[Website and app data records]
----

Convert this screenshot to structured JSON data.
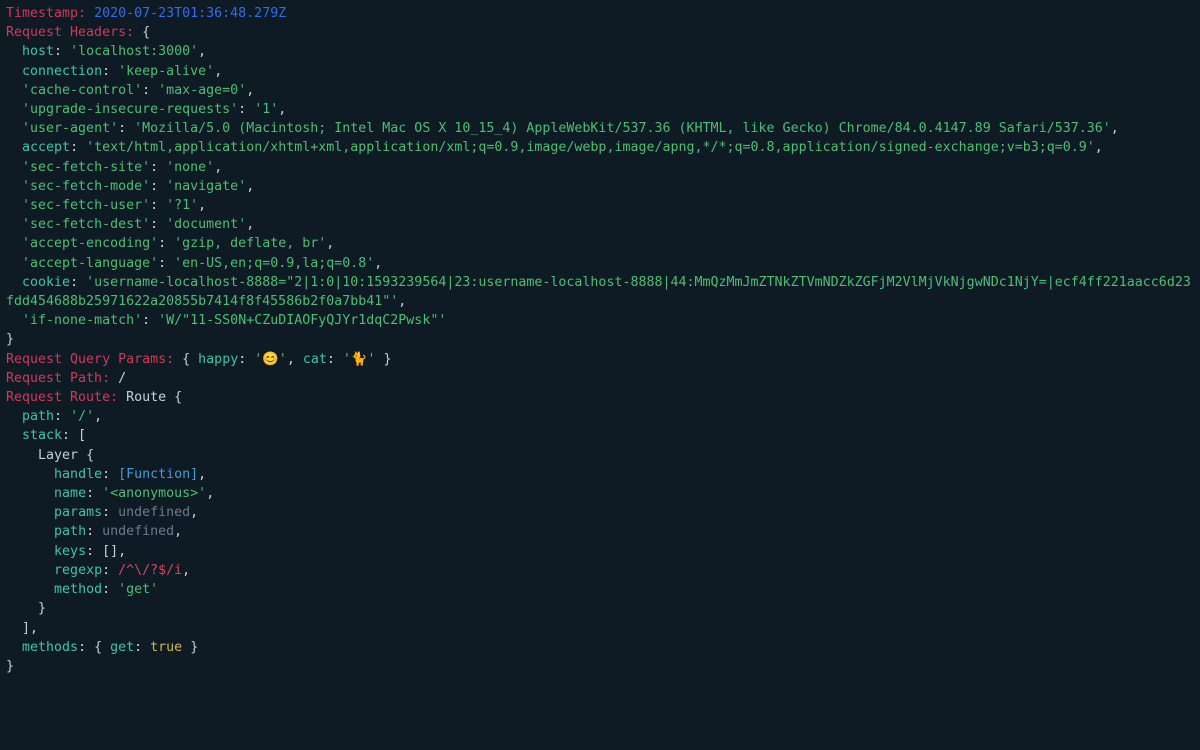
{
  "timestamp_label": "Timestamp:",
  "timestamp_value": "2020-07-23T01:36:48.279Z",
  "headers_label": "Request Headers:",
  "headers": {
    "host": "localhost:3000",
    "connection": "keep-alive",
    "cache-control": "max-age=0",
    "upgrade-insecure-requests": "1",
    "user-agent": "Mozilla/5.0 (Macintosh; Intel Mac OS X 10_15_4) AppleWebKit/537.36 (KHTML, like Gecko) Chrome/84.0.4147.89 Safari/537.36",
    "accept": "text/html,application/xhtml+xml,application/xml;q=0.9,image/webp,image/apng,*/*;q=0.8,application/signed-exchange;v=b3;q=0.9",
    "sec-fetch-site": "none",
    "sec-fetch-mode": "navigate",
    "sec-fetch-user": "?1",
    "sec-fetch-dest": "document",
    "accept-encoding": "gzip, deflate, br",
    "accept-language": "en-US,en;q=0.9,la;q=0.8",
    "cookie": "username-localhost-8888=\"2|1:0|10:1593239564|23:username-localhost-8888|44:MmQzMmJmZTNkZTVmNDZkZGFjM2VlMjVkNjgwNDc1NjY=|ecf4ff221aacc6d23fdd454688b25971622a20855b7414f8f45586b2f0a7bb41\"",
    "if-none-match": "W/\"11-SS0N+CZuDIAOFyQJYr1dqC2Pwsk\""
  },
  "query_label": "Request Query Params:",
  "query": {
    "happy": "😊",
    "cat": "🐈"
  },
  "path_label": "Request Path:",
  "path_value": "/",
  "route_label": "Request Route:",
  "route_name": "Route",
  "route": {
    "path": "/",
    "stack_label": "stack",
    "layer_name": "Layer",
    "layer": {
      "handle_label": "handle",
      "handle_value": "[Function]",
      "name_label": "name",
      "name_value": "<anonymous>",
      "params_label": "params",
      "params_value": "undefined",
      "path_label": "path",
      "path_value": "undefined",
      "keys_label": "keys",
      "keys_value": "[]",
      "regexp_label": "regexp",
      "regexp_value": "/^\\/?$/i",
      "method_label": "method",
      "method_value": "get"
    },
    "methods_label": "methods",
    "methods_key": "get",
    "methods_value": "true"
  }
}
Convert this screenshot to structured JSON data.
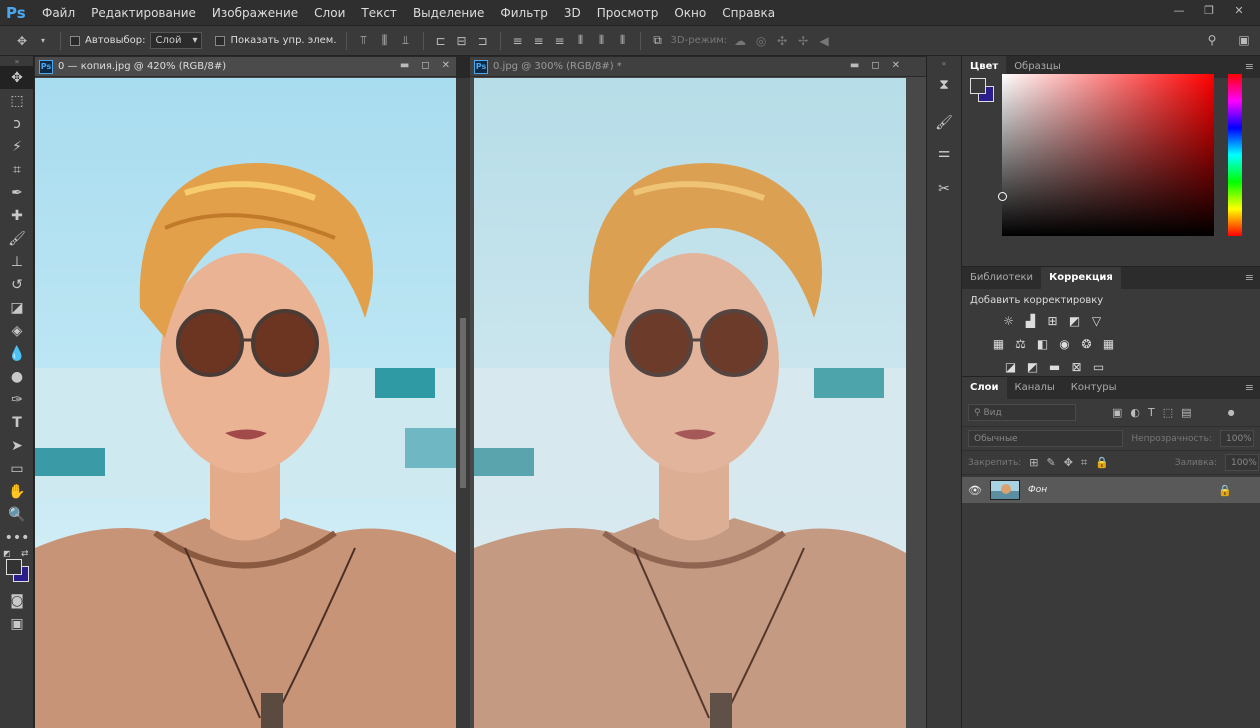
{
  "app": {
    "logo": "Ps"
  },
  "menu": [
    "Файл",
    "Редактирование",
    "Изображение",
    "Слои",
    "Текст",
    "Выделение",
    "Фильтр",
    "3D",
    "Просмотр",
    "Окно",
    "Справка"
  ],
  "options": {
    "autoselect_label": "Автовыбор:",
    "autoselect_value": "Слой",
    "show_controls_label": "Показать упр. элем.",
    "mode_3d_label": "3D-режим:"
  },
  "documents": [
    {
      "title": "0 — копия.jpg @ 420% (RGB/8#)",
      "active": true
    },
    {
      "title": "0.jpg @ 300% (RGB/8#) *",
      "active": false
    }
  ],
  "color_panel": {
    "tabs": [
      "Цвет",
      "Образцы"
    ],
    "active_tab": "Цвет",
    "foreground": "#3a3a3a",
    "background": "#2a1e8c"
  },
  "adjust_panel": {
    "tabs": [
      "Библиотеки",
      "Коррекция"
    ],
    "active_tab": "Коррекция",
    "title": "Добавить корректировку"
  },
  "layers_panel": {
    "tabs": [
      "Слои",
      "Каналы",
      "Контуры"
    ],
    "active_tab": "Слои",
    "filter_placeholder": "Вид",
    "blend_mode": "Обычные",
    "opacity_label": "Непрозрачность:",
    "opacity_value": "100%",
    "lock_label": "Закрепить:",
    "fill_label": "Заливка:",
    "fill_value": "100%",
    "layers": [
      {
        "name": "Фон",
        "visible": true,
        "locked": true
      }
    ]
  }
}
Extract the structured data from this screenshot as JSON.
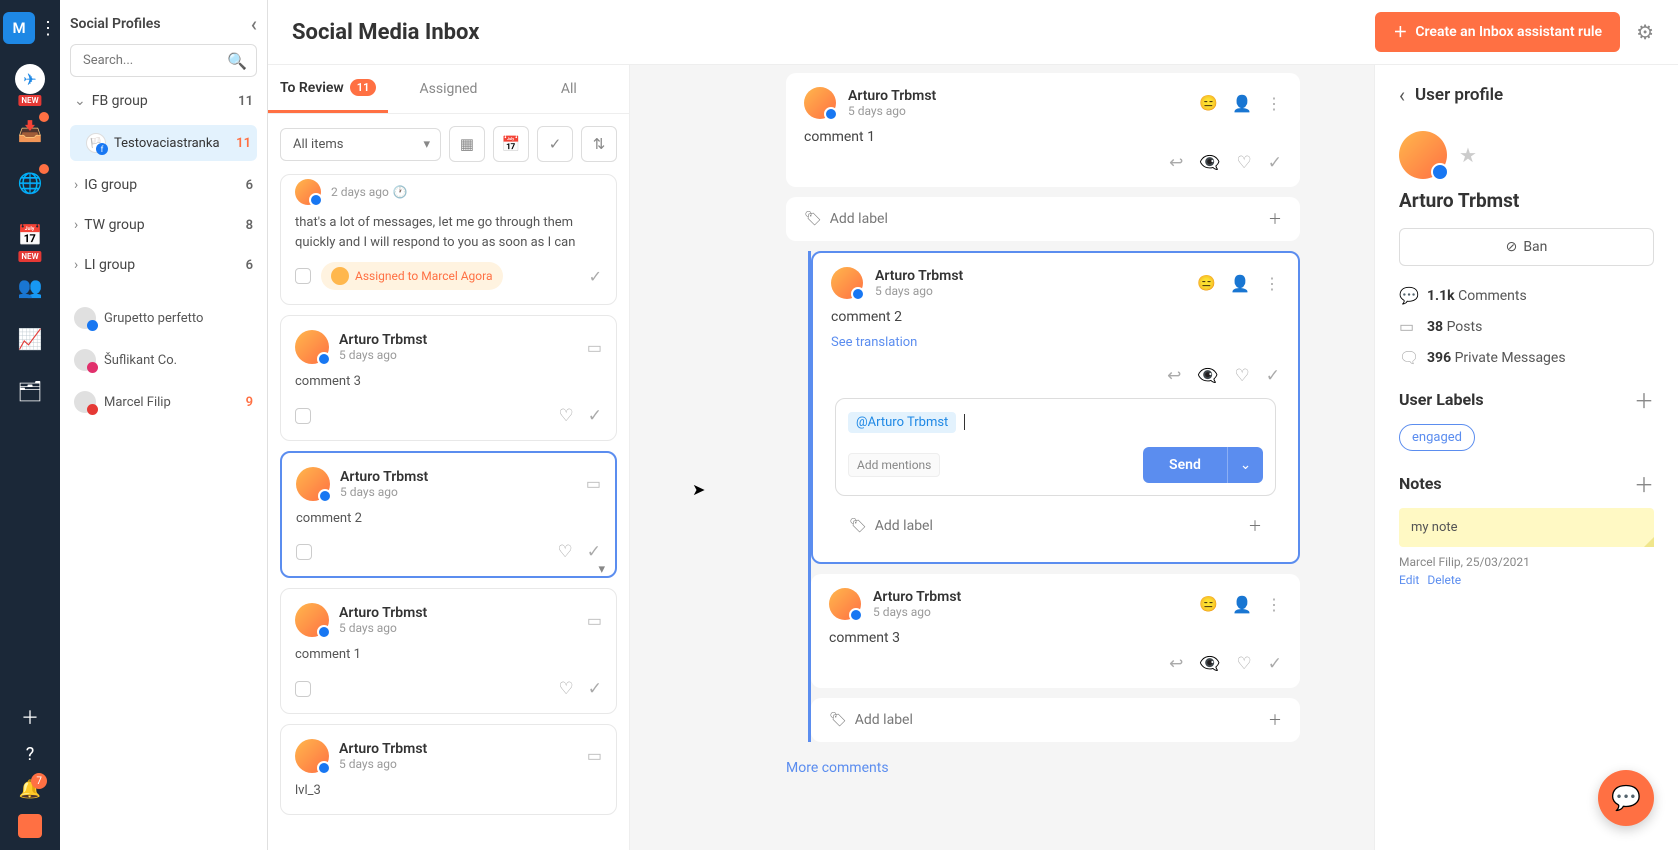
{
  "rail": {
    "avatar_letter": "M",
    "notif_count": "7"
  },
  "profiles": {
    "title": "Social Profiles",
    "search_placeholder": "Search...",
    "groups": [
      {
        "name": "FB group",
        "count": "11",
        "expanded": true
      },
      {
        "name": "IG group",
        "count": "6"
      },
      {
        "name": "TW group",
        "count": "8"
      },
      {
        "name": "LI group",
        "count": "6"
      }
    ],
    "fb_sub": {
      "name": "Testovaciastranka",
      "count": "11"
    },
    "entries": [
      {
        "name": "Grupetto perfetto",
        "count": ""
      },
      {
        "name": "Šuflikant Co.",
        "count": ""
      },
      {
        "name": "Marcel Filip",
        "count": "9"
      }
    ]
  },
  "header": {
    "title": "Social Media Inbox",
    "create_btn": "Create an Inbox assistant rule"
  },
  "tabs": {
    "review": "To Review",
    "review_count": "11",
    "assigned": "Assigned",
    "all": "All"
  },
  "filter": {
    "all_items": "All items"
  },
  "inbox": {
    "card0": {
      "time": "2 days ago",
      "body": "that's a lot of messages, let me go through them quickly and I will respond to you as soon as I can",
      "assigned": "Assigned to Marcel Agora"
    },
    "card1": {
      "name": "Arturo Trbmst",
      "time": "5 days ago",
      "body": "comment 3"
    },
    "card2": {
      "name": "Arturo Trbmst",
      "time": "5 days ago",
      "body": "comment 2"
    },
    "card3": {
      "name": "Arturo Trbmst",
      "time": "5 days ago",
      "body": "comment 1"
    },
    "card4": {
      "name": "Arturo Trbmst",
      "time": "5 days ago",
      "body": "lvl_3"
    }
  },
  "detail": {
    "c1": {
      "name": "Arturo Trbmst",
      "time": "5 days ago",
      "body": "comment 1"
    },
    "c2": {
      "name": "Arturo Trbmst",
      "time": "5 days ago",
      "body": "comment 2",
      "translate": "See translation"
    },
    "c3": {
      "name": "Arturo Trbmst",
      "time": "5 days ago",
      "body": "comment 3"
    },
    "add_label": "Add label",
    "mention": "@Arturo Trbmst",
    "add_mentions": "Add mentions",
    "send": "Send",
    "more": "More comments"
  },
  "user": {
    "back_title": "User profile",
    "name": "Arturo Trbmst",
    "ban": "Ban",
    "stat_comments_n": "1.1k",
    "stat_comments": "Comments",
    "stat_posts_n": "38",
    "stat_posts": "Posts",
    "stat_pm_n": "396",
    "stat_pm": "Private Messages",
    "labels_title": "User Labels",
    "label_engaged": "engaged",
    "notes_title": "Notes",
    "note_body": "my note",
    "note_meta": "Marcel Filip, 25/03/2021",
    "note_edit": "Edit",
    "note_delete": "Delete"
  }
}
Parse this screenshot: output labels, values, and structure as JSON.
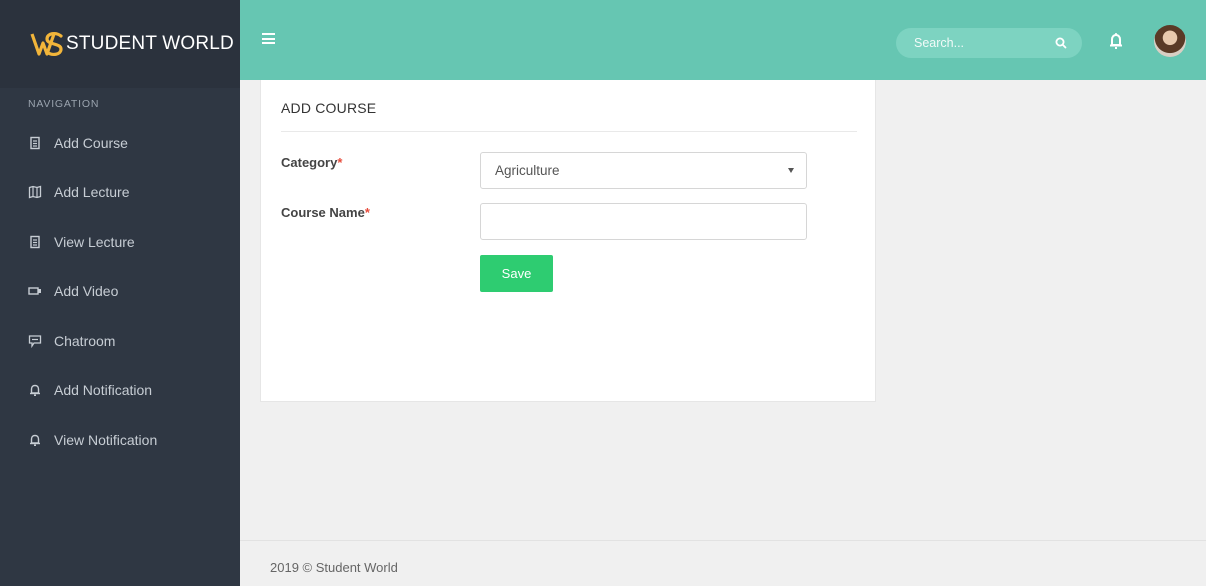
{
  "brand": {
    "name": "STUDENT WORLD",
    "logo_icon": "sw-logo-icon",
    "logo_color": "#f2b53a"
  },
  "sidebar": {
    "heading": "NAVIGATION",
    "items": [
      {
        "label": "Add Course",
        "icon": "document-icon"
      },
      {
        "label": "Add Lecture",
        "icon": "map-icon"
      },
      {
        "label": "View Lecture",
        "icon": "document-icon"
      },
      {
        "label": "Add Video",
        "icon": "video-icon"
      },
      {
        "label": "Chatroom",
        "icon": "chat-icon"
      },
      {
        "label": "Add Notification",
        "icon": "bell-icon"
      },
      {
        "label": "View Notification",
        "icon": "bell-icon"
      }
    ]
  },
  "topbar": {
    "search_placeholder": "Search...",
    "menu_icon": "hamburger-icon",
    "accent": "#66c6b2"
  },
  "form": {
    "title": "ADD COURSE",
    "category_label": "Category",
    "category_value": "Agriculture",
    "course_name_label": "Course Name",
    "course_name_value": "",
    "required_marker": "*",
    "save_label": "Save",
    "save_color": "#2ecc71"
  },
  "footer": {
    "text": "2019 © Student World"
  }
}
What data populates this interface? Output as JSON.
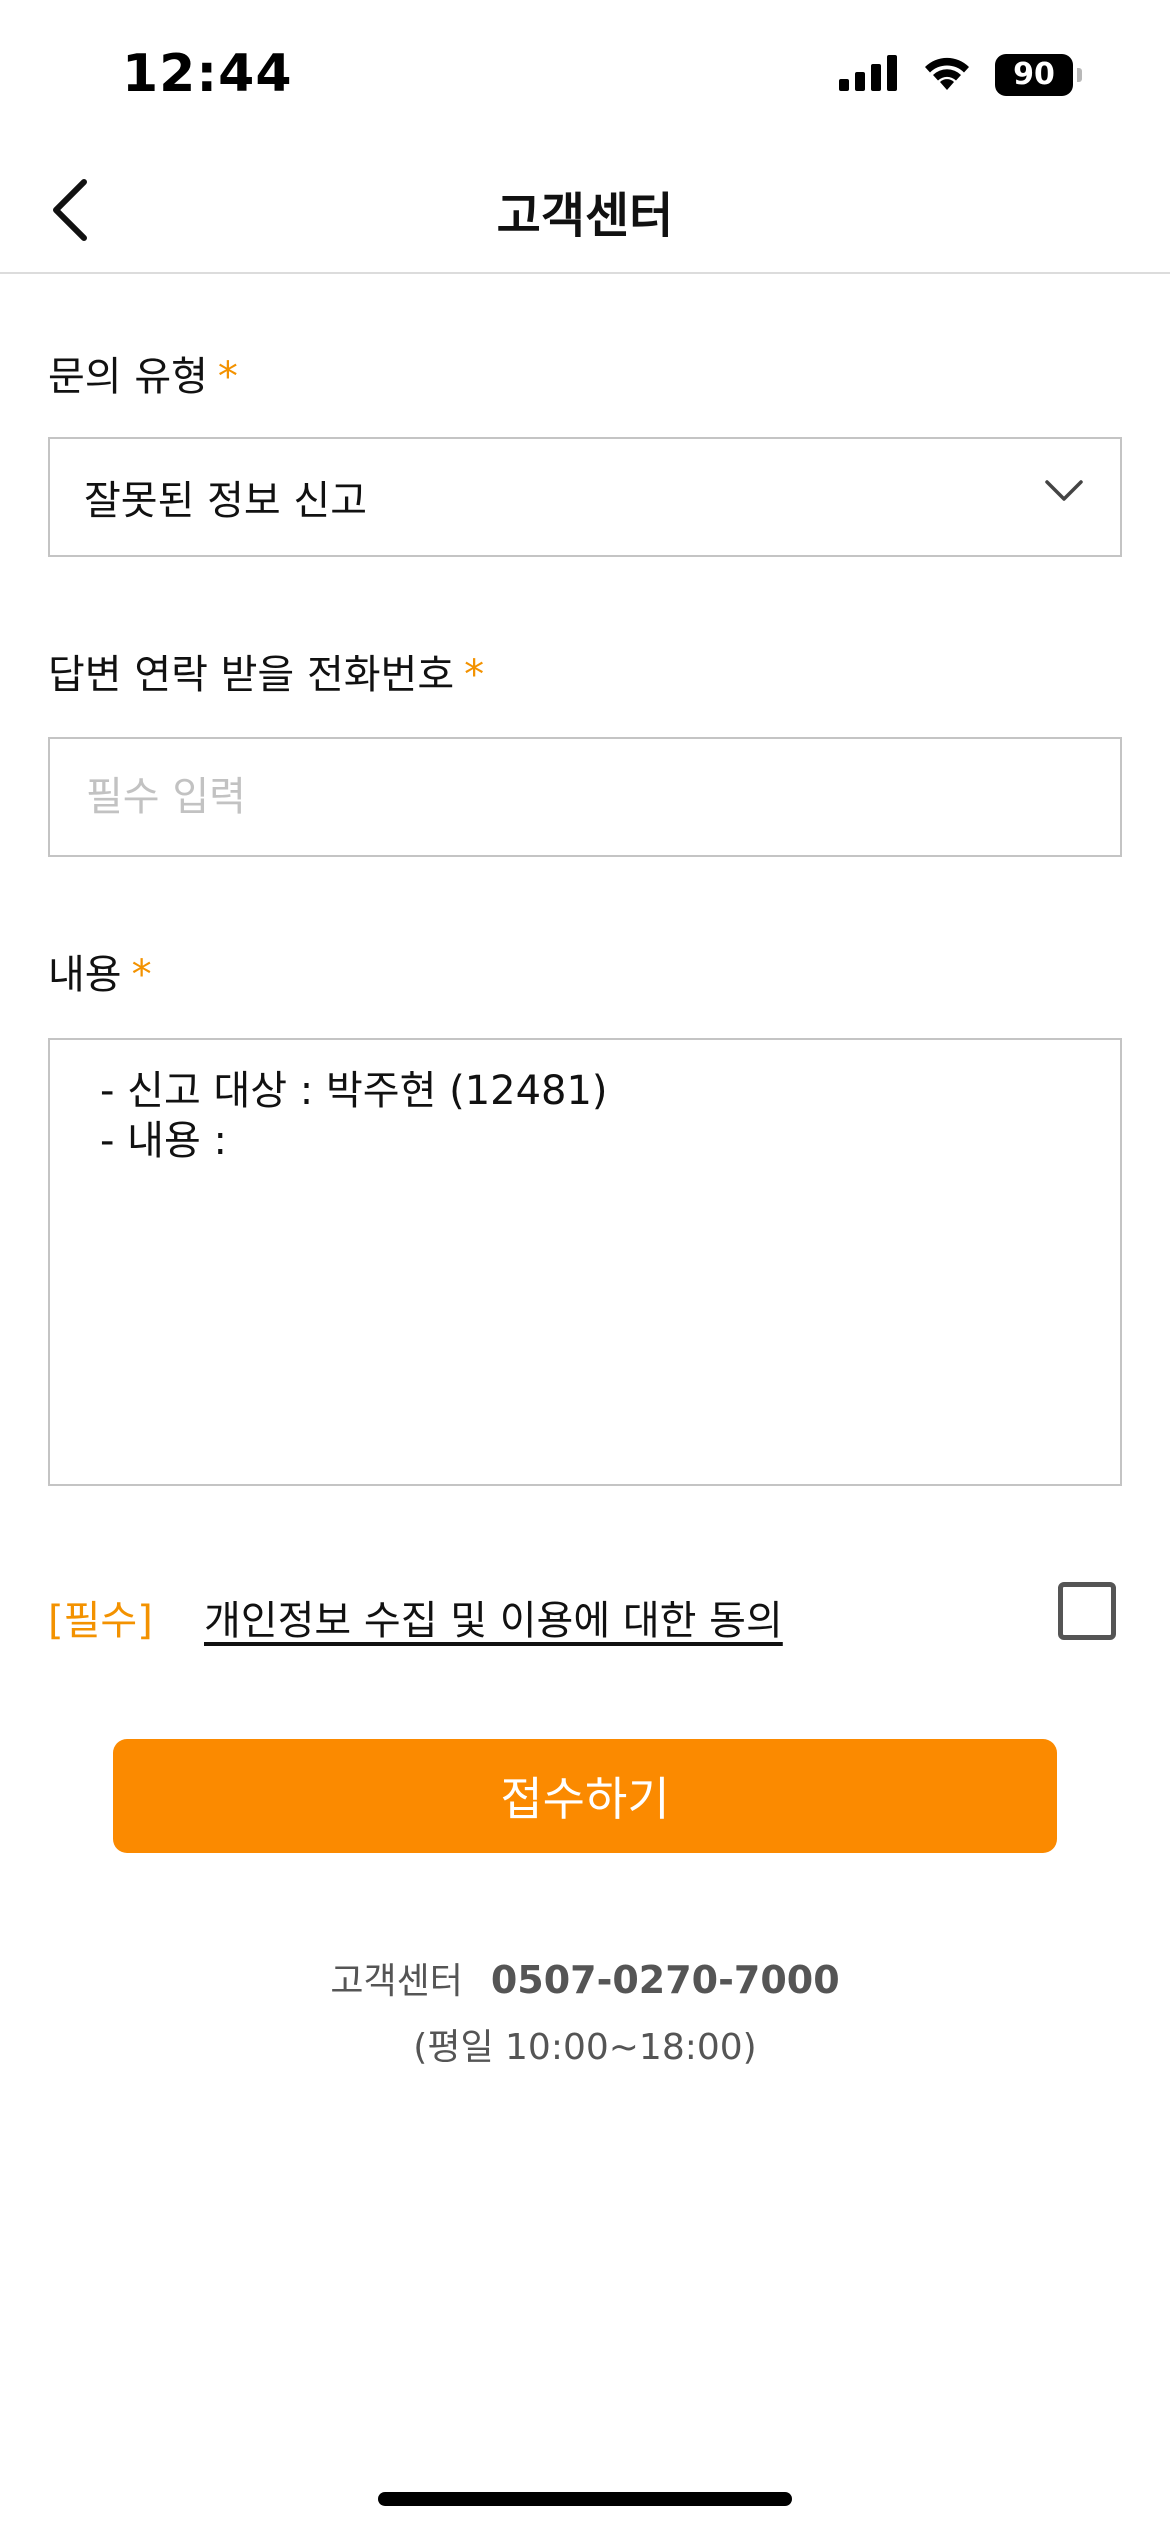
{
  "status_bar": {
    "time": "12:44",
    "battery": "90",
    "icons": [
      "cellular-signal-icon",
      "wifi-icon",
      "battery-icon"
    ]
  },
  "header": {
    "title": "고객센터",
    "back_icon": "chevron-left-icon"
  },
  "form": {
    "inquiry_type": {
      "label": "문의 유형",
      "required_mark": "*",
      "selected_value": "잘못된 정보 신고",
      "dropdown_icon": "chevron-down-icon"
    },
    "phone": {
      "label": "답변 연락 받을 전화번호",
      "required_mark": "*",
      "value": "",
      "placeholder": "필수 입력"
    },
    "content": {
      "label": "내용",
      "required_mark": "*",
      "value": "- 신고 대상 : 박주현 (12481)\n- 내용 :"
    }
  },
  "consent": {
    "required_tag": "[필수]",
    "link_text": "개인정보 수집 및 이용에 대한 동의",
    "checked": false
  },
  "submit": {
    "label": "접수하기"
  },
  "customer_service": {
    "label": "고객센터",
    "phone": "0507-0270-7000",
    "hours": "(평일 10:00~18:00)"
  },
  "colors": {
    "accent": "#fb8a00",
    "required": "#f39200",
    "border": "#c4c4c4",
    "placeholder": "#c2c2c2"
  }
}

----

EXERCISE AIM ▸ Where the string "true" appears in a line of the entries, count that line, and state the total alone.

WRITTEN ANSWER ▸ 5